%%
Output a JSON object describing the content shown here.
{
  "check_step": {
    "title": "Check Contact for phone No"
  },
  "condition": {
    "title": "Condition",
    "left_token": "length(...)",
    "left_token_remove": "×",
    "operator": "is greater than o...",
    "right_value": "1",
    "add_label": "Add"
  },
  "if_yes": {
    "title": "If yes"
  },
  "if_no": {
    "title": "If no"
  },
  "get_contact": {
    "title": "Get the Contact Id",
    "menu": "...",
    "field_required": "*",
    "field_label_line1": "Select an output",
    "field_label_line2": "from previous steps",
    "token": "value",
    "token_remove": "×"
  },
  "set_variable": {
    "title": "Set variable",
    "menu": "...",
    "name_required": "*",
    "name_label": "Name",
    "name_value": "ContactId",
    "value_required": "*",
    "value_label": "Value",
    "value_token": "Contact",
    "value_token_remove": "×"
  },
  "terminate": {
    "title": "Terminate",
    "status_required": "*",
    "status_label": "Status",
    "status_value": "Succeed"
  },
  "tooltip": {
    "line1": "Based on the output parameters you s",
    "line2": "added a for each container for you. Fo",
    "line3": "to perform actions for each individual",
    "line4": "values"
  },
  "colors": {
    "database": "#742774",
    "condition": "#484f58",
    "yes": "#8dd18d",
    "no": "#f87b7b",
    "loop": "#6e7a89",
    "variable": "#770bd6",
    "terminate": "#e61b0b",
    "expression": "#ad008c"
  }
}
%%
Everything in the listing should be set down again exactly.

Output a JSON object describing the content shown here.
{
  "check_step": {
    "title": "Check Contact for phone No"
  },
  "condition": {
    "title": "Condition",
    "left_token": "length(...)",
    "left_token_remove": "×",
    "operator": "is greater than o...",
    "right_value": "1",
    "add_label": "Add"
  },
  "if_yes": {
    "title": "If yes"
  },
  "if_no": {
    "title": "If no"
  },
  "get_contact": {
    "title": "Get the Contact Id",
    "menu": "...",
    "field_required": "*",
    "field_label_line1": "Select an output",
    "field_label_line2": "from previous steps",
    "token": "value",
    "token_remove": "×"
  },
  "set_variable": {
    "title": "Set variable",
    "menu": "...",
    "name_required": "*",
    "name_label": "Name",
    "name_value": "ContactId",
    "value_required": "*",
    "value_label": "Value",
    "value_token": "Contact",
    "value_token_remove": "×"
  },
  "terminate": {
    "title": "Terminate",
    "status_required": "*",
    "status_label": "Status",
    "status_value": "Succeed"
  },
  "tooltip": {
    "line1": "Based on the output parameters you s",
    "line2": "added a for each container for you. Fo",
    "line3": "to perform actions for each individual",
    "line4": "values"
  },
  "colors": {
    "database": "#742774",
    "condition": "#484f58",
    "yes": "#8dd18d",
    "no": "#f87b7b",
    "loop": "#6e7a89",
    "variable": "#770bd6",
    "terminate": "#e61b0b",
    "expression": "#ad008c"
  }
}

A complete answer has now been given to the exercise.